Volume 31, Issue 1 (Winter 2023)                   Avicenna J Nurs Midwifery Care 2023, 31(1): 18-28 | Back to browse issues page

Ethics code: 140006164891
Clinical trials code: 140006164891


XML Persian Abstract Print


Download citation:
BibTeX | RIS | EndNote | Medlars | ProCite | Reference Manager | RefWorks
Send citation to:

Karampourian A, Nasirizadeh R, Khatiban M, Khazaei S. Relationship between Moral Distress and Moral Courage in Nurses Working in Selected Hospitals of Hamadan University of Medical Sciences during the Covid-19 Pandemic. Avicenna J Nurs Midwifery Care 2023; 31 (1) :18-28
URL: http://nmj.umsha.ac.ir/article-1-2441-en.html
1- Department of Medical-Surgical Nursing, School of Nursing and Midwifery, Urology and Nephrology Research Center, Hamadan University of Medical Science, Hamadan, Iran
2- Department of Nursing and Midwifery, Hamadan University of Medical Sciences, Hamadan, Iran , nasirirezvan199@gmail.com
3- Department of Medical Surgical Nursing, School of Nursing and Midwifery, Mother and Child Care Research Center, Hamadan University of Medical Sciences, Hamadan, Iran
4- Department of Epidemiology, School of Public Health, Reseach Center for Health Sciences, Hamadan University of Medical Sciences, Hamadan, Iran
Abstract:   (1132 Views)
Background and Objective: Moral distress is a harmful factor in nursing and nursing care. Ethical courage helps nurses to perform nursing care. The present study aimed to determine the relationship between moral distress and moral courage of nurses working in selected hospitals of Hamadan University of Medical Sciences during the Covid-19 pandemic.
Materials and Methods: This cross-sectional study was conducted with the participation of 204 nurses working in selected educational hospitals by random sampling method. Data were collected by the self-report method using a demographic checklist, as well as Corelli Moral Distress and Sekerka Moral Courage questionnaires. The data were analyzed in SPSS software (version 21) using independent t-test, ANOVA, and regression analysis. A P≤0.050 was considered statistically significant.
Results: The results demonstrated that the majority of nurses were male (55.40%) with a mean age of 41.96±9.53 years, working in the emergency department (43.20%), with 5-10 years of work experience (51.38%), and contract employment (57.45%). Moral distress was significantly correlated with gender, place of service, and work experience; moreover, moral courage and age were significantly associated (P≤0.050). Nevertheless, no significant relationship was detected between moral distress and the type of employment. Moral courage was not correlated with the type of employment, work experience, gender, and place of service (P≥0.050). There was a significant negative relationship between moral distress and moral courage (R=-0.863, P≤0.050). The results of the adjusted regression model illustrated that with each unit increase in the moral distress score, the moral courage score decreases by 0.33. This relationship was statistically significant (β=-.033, P<0.001). The mean scores of moral distress and moral courage were 57.61±3.32 and 36.92±2.46, respectively.
Conclusion: Since there is a significant negative relationship between moral distress and moral courage, it is recommended to hold moral motivation workshops to reduce moral distress and increase moral courage for nurses.
Type of Study: Original Research | Subject: Nursing
Received: 2022/04/5 | Accepted: 2022/12/28 | Published: 2023/03/1
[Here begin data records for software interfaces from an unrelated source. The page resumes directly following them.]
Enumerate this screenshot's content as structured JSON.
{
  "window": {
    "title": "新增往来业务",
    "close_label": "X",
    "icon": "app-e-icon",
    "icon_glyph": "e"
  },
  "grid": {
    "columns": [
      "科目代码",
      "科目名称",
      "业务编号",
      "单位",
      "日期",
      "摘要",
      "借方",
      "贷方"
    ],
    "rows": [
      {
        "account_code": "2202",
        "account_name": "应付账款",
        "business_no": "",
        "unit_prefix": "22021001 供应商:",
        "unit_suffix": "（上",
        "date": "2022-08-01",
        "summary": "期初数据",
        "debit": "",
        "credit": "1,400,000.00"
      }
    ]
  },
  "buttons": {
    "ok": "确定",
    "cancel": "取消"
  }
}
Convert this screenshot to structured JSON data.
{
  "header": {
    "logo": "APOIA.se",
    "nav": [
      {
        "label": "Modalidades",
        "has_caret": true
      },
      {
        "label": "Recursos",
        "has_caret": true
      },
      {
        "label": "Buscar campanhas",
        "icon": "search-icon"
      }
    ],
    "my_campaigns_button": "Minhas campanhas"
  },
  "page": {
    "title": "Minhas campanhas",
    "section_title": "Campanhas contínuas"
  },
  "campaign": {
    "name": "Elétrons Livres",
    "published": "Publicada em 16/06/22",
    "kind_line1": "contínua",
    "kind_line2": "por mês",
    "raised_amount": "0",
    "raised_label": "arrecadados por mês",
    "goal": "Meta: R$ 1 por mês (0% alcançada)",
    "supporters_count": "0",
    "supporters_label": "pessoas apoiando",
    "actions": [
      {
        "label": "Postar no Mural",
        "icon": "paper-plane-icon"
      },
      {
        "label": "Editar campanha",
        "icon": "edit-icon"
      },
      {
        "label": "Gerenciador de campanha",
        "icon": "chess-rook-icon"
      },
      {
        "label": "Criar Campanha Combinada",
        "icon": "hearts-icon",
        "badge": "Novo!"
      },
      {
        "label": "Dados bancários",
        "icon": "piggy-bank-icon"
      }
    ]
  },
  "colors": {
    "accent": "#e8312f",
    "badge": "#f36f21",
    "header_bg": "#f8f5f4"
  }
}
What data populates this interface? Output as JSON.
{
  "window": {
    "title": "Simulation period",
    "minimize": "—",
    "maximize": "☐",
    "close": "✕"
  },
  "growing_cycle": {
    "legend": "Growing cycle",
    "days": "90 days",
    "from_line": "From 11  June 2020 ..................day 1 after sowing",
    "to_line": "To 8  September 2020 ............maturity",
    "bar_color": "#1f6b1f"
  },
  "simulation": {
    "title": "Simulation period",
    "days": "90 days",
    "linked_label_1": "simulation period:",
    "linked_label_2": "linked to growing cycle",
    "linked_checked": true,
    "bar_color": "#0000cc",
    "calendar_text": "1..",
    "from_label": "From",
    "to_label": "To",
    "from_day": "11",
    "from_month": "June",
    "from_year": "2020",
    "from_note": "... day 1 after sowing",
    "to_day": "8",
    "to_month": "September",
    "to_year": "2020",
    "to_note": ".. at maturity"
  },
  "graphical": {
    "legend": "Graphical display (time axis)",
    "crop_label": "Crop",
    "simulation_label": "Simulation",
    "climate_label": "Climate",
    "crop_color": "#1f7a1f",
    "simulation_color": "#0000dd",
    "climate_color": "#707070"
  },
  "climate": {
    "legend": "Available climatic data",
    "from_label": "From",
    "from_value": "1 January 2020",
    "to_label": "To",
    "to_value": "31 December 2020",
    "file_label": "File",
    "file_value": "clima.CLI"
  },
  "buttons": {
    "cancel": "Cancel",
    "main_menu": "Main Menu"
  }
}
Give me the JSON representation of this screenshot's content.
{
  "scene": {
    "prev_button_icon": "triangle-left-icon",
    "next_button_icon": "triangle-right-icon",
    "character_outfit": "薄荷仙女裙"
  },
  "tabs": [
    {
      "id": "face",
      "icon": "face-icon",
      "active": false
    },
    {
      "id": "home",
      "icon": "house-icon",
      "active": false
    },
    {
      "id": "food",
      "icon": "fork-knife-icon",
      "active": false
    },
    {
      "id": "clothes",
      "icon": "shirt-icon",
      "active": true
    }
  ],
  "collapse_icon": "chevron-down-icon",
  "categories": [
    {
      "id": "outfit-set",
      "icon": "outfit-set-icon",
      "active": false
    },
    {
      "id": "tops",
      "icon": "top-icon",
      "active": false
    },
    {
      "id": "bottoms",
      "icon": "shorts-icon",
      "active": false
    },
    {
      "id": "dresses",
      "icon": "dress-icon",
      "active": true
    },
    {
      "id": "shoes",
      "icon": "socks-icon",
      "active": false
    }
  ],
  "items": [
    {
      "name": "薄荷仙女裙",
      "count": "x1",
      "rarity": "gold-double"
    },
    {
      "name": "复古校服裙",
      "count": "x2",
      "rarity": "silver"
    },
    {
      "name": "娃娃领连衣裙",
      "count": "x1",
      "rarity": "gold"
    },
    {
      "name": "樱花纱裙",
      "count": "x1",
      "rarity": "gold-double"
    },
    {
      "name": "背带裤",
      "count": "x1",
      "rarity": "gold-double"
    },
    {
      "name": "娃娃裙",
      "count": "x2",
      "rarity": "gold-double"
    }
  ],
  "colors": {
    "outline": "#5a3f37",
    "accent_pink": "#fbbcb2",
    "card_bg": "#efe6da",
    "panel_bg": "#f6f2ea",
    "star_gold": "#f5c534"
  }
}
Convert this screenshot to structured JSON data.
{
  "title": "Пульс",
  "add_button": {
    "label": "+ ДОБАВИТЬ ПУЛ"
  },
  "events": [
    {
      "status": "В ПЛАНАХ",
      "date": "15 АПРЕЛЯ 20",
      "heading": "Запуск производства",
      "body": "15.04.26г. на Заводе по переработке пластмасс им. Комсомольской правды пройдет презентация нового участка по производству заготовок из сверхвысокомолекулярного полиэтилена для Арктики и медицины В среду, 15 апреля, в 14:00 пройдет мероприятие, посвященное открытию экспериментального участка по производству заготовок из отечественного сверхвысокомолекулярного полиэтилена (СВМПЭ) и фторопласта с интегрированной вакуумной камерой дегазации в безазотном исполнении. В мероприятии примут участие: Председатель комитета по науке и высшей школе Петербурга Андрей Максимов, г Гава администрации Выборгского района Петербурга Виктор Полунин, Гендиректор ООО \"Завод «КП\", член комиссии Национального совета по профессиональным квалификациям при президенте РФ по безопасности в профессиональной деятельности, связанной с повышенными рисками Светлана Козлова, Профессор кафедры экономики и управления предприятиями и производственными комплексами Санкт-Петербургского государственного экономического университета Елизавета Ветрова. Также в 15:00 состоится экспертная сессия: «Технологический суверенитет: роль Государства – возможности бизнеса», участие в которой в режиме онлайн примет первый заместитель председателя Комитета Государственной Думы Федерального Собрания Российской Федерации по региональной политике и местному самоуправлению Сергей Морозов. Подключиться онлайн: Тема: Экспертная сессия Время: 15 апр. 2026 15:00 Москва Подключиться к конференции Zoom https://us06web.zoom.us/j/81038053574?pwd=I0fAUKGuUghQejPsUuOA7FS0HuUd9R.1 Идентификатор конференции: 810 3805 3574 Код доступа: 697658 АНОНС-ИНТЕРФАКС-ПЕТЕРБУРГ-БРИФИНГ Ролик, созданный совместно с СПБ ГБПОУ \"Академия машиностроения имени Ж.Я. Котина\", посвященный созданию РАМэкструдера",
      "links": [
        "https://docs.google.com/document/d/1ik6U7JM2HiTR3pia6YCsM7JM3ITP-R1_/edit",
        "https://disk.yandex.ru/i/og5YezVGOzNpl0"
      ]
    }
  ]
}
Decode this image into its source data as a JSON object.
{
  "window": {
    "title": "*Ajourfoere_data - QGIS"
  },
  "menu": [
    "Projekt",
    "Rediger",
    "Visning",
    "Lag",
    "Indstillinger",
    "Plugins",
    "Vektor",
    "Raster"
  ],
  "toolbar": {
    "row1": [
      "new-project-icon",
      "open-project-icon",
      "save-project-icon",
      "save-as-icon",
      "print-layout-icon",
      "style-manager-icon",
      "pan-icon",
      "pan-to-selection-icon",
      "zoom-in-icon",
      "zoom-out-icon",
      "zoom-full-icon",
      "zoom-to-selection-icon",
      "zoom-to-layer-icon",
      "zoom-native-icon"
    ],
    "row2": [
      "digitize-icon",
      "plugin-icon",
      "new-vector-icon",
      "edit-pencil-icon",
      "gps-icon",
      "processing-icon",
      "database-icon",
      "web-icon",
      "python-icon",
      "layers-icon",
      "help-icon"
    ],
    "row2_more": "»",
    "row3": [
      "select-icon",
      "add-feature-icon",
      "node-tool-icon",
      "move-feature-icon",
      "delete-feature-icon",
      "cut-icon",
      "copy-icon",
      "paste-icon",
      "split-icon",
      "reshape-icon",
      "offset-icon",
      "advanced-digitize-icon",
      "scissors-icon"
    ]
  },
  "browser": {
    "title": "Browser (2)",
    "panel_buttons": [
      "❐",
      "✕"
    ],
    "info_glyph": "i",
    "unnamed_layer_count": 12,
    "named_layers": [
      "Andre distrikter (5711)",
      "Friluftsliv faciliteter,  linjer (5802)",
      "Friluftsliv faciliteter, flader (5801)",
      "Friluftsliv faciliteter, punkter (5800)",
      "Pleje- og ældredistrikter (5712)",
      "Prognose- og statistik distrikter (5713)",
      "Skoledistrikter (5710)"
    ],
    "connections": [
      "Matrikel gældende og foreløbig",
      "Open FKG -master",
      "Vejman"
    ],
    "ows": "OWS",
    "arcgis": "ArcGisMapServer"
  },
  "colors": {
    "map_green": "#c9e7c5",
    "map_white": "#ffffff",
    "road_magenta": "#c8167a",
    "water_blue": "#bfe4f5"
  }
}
Add your comments about this article : Your username or Email:
CAPTCHA

Send email to the article author


Rights and permissions
Creative Commons License This work is licensed under a Creative Commons Attribution-NonCommercial 4.0 International License.

© 2024 CC BY-NC 4.0 | Avicenna Journal of Nursing and Midwifery Care

Designed & Developed by : Yektaweb